** Opening GIVEN DATA block **
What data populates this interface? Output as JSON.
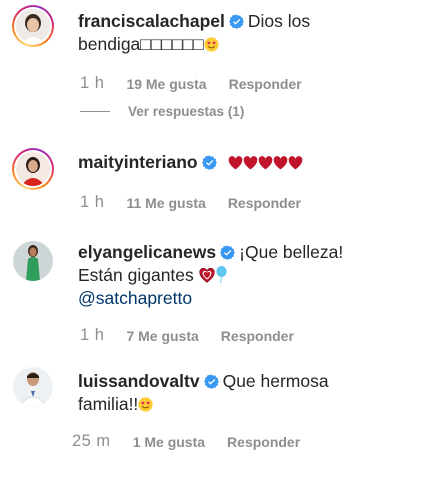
{
  "comments": [
    {
      "username": "francis­calachapel",
      "text_line1": "Dios los",
      "text_line2": "bendiga□□□□□□",
      "time": "1 h",
      "likes": "19 Me gusta",
      "reply": "Responder",
      "view_replies": "Ver respuestas (1)",
      "avatar_ring": true
    },
    {
      "username": "maityinteriano",
      "text_line1": "",
      "hearts": 5,
      "time": "1 h",
      "likes": "11 Me gusta",
      "reply": "Responder",
      "avatar_ring": true
    },
    {
      "username": "elyangelicanews",
      "text_line1": "¡Que belleza!",
      "text_line2": "Están gigantes",
      "mention": "@satchapretto",
      "time": "1 h",
      "likes": "7 Me gusta",
      "reply": "Responder",
      "avatar_ring": false
    },
    {
      "username": "luissandovaltv",
      "text_line1": "Que hermosa",
      "text_line2": "familia!!",
      "time": "25 m",
      "likes": "1 Me gusta",
      "reply": "Responder",
      "avatar_ring": false
    }
  ],
  "colors": {
    "verified": "#3897f0",
    "heart": "#c0142b",
    "meta": "#8e8e8e",
    "mention": "#00376b"
  },
  "icons": [
    "verified-badge-icon",
    "red-heart-icon",
    "smiling-heart-eyes-icon",
    "light-blue-balloon-icon"
  ]
}
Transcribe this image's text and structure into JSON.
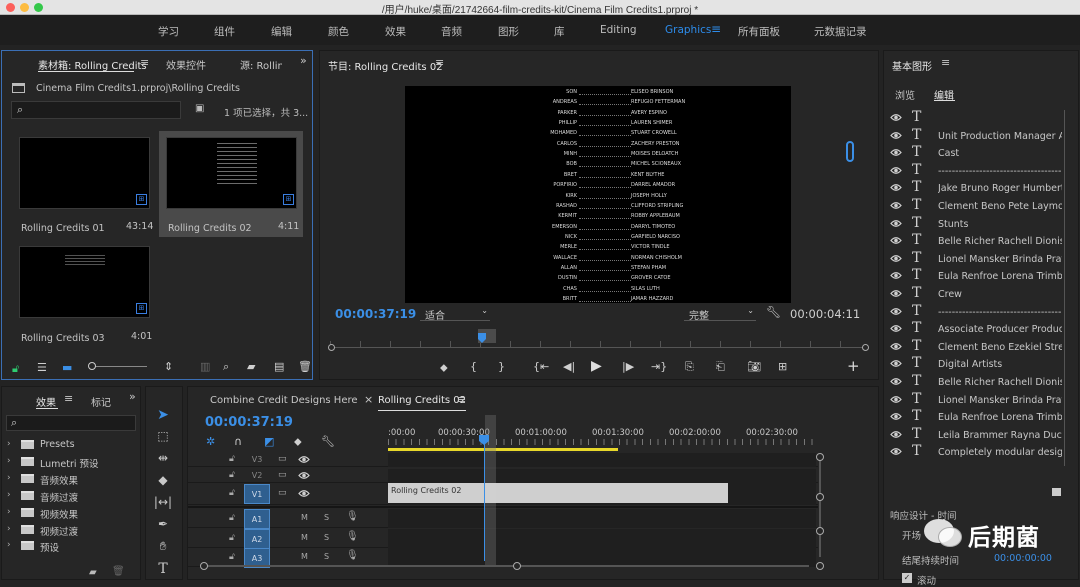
{
  "window": {
    "title": "/用户/huke/桌面/21742664-film-credits-kit/Cinema Film Credits1.prproj *"
  },
  "menu": {
    "items": [
      "学习",
      "组件",
      "编辑",
      "颜色",
      "效果",
      "音频",
      "图形",
      "库",
      "Editing",
      "Graphics",
      "所有面板",
      "元数据记录"
    ],
    "active": "Graphics"
  },
  "project": {
    "tabs": [
      "素材箱: Rolling Credits",
      "效果控件",
      "源: Rolling"
    ],
    "path": "Cinema Film Credits1.prproj\\Rolling Credits",
    "search_placeholder": "",
    "selection_status": "1 项已选择，共 3...",
    "items": [
      {
        "name": "Rolling Credits 01",
        "duration": "43:14"
      },
      {
        "name": "Rolling Credits 02",
        "duration": "4:11"
      },
      {
        "name": "Rolling Credits 03",
        "duration": "4:01"
      }
    ]
  },
  "program": {
    "title": "节目: Rolling Credits 02",
    "timecode": "00:00:37:19",
    "fit": "适合",
    "quality": "完整",
    "duration": "00:00:04:11",
    "credits": [
      [
        "SON",
        "ELISEO BRINSON"
      ],
      [
        "ANDREAS",
        "REFUGIO FETTERMAN"
      ],
      [
        "PARKER",
        "AVERY ESPINO"
      ],
      [
        "PHILLIP",
        "LAUREN SHIMER"
      ],
      [
        "MOHAMED",
        "STUART CROWELL"
      ],
      [
        "CARLOS",
        "ZACHERY PRESTON"
      ],
      [
        "MINH",
        "MOISES DELOATCH"
      ],
      [
        "BOB",
        "MICHEL SCIONEAUX"
      ],
      [
        "BRET",
        "KENT BLYTHE"
      ],
      [
        "PORFIRIO",
        "DARREL AMADOR"
      ],
      [
        "KIRK",
        "JOSEPH HOLLY"
      ],
      [
        "RASHAD",
        "CLIFFORD STRIPLING"
      ],
      [
        "KERMIT",
        "ROBBY APPLEBAUM"
      ],
      [
        "EMERSON",
        "DARRYL TIMOTEO"
      ],
      [
        "NICK",
        "GARFIELD NARCISO"
      ],
      [
        "MERLE",
        "VICTOR TINDLE"
      ],
      [
        "WALLACE",
        "NORMAN CHISHOLM"
      ],
      [
        "ALLAN",
        "STEFAN PHAM"
      ],
      [
        "DUSTIN",
        "GROVER CATOE"
      ],
      [
        "CHAS",
        "SILAS LUTH"
      ],
      [
        "BRITT",
        "JAMAR HAZZARD"
      ]
    ]
  },
  "essential_graphics": {
    "title": "基本图形",
    "tabs": [
      "浏览",
      "编辑"
    ],
    "layers": [
      "",
      "Unit Production Manager A...",
      "Cast",
      "------------------------------------",
      "Jake Bruno Roger Humberto...",
      "Clement Beno Pete Laymon...",
      "Stunts",
      "Belle Richer Rachell Dionisio...",
      "Lionel Mansker Brinda Prath...",
      "Eula Renfroe Lorena Trimble...",
      "Crew",
      "------------------------------------",
      "Associate Producer Product...",
      "Clement Beno  Ezekiel Streb...",
      "Digital Artists",
      "Belle Richer Rachell Dionisio...",
      "Lionel Mansker Brinda Prath...",
      "Eula Renfroe Lorena Trimble...",
      "Leila Brammer Rayna Duch...",
      "Completely modular design..."
    ],
    "responsive": "响应设计 - 时间",
    "start": "开场",
    "end_duration": "结尾持续时间",
    "end_value": "00:00:00:00",
    "scroll": "滚动"
  },
  "effects": {
    "tabs": [
      "效果",
      "标记"
    ],
    "search_placeholder": "",
    "folders": [
      "Presets",
      "Lumetri 预设",
      "音频效果",
      "音频过渡",
      "视频效果",
      "视频过渡",
      "预设"
    ]
  },
  "timeline": {
    "tabs": [
      "Combine Credit Designs Here",
      "Rolling Credits 02"
    ],
    "timecode": "00:00:37:19",
    "ruler": [
      ":00:00",
      "00:00:30:00",
      "00:01:00:00",
      "00:01:30:00",
      "00:02:00:00",
      "00:02:30:00"
    ],
    "tracks": [
      "V3",
      "V2",
      "V1",
      "A1",
      "A2",
      "A3"
    ],
    "clip": "Rolling Credits 02",
    "track_buttons": [
      "M",
      "S"
    ]
  },
  "watermark": {
    "text": "后期菌"
  },
  "colors": {
    "accent": "#2d8ceb",
    "playhead": "#3b8fe6",
    "clip": "#cfcfcf",
    "work_area": "#e8d82a"
  }
}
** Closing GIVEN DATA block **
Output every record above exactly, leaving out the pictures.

What data populates this interface? Output as JSON.
{
  "comments": [
    {
      "username": "francis­calachapel",
      "text_line1": "Dios los",
      "text_line2": "bendiga□□□□□□",
      "time": "1 h",
      "likes": "19 Me gusta",
      "reply": "Responder",
      "view_replies": "Ver respuestas (1)",
      "avatar_ring": true
    },
    {
      "username": "maityinteriano",
      "text_line1": "",
      "hearts": 5,
      "time": "1 h",
      "likes": "11 Me gusta",
      "reply": "Responder",
      "avatar_ring": true
    },
    {
      "username": "elyangelicanews",
      "text_line1": "¡Que belleza!",
      "text_line2": "Están gigantes",
      "mention": "@satchapretto",
      "time": "1 h",
      "likes": "7 Me gusta",
      "reply": "Responder",
      "avatar_ring": false
    },
    {
      "username": "luissandovaltv",
      "text_line1": "Que hermosa",
      "text_line2": "familia!!",
      "time": "25 m",
      "likes": "1 Me gusta",
      "reply": "Responder",
      "avatar_ring": false
    }
  ],
  "colors": {
    "verified": "#3897f0",
    "heart": "#c0142b",
    "meta": "#8e8e8e",
    "mention": "#00376b"
  },
  "icons": [
    "verified-badge-icon",
    "red-heart-icon",
    "smiling-heart-eyes-icon",
    "light-blue-balloon-icon"
  ]
}
Transcribe this image's text and structure into JSON.
{
  "window": {
    "title": "/用户/huke/桌面/21742664-film-credits-kit/Cinema Film Credits1.prproj *"
  },
  "menu": {
    "items": [
      "学习",
      "组件",
      "编辑",
      "颜色",
      "效果",
      "音频",
      "图形",
      "库",
      "Editing",
      "Graphics",
      "所有面板",
      "元数据记录"
    ],
    "active": "Graphics"
  },
  "project": {
    "tabs": [
      "素材箱: Rolling Credits",
      "效果控件",
      "源: Rolling"
    ],
    "path": "Cinema Film Credits1.prproj\\Rolling Credits",
    "search_placeholder": "",
    "selection_status": "1 项已选择，共 3...",
    "items": [
      {
        "name": "Rolling Credits 01",
        "duration": "43:14"
      },
      {
        "name": "Rolling Credits 02",
        "duration": "4:11"
      },
      {
        "name": "Rolling Credits 03",
        "duration": "4:01"
      }
    ]
  },
  "program": {
    "title": "节目: Rolling Credits 02",
    "timecode": "00:00:37:19",
    "fit": "适合",
    "quality": "完整",
    "duration": "00:00:04:11",
    "credits": [
      [
        "SON",
        "ELISEO BRINSON"
      ],
      [
        "ANDREAS",
        "REFUGIO FETTERMAN"
      ],
      [
        "PARKER",
        "AVERY ESPINO"
      ],
      [
        "PHILLIP",
        "LAUREN SHIMER"
      ],
      [
        "MOHAMED",
        "STUART CROWELL"
      ],
      [
        "CARLOS",
        "ZACHERY PRESTON"
      ],
      [
        "MINH",
        "MOISES DELOATCH"
      ],
      [
        "BOB",
        "MICHEL SCIONEAUX"
      ],
      [
        "BRET",
        "KENT BLYTHE"
      ],
      [
        "PORFIRIO",
        "DARREL AMADOR"
      ],
      [
        "KIRK",
        "JOSEPH HOLLY"
      ],
      [
        "RASHAD",
        "CLIFFORD STRIPLING"
      ],
      [
        "KERMIT",
        "ROBBY APPLEBAUM"
      ],
      [
        "EMERSON",
        "DARRYL TIMOTEO"
      ],
      [
        "NICK",
        "GARFIELD NARCISO"
      ],
      [
        "MERLE",
        "VICTOR TINDLE"
      ],
      [
        "WALLACE",
        "NORMAN CHISHOLM"
      ],
      [
        "ALLAN",
        "STEFAN PHAM"
      ],
      [
        "DUSTIN",
        "GROVER CATOE"
      ],
      [
        "CHAS",
        "SILAS LUTH"
      ],
      [
        "BRITT",
        "JAMAR HAZZARD"
      ]
    ]
  },
  "essential_graphics": {
    "title": "基本图形",
    "tabs": [
      "浏览",
      "编辑"
    ],
    "layers": [
      "",
      "Unit Production Manager A...",
      "Cast",
      "------------------------------------",
      "Jake Bruno Roger Humberto...",
      "Clement Beno Pete Laymon...",
      "Stunts",
      "Belle Richer Rachell Dionisio...",
      "Lionel Mansker Brinda Prath...",
      "Eula Renfroe Lorena Trimble...",
      "Crew",
      "------------------------------------",
      "Associate Producer Product...",
      "Clement Beno  Ezekiel Streb...",
      "Digital Artists",
      "Belle Richer Rachell Dionisio...",
      "Lionel Mansker Brinda Prath...",
      "Eula Renfroe Lorena Trimble...",
      "Leila Brammer Rayna Duch...",
      "Completely modular design..."
    ],
    "responsive": "响应设计 - 时间",
    "start": "开场",
    "end_duration": "结尾持续时间",
    "end_value": "00:00:00:00",
    "scroll": "滚动"
  },
  "effects": {
    "tabs": [
      "效果",
      "标记"
    ],
    "search_placeholder": "",
    "folders": [
      "Presets",
      "Lumetri 预设",
      "音频效果",
      "音频过渡",
      "视频效果",
      "视频过渡",
      "预设"
    ]
  },
  "timeline": {
    "tabs": [
      "Combine Credit Designs Here",
      "Rolling Credits 02"
    ],
    "timecode": "00:00:37:19",
    "ruler": [
      ":00:00",
      "00:00:30:00",
      "00:01:00:00",
      "00:01:30:00",
      "00:02:00:00",
      "00:02:30:00"
    ],
    "tracks": [
      "V3",
      "V2",
      "V1",
      "A1",
      "A2",
      "A3"
    ],
    "clip": "Rolling Credits 02",
    "track_buttons": [
      "M",
      "S"
    ]
  },
  "watermark": {
    "text": "后期菌"
  },
  "colors": {
    "accent": "#2d8ceb",
    "playhead": "#3b8fe6",
    "clip": "#cfcfcf",
    "work_area": "#e8d82a"
  }
}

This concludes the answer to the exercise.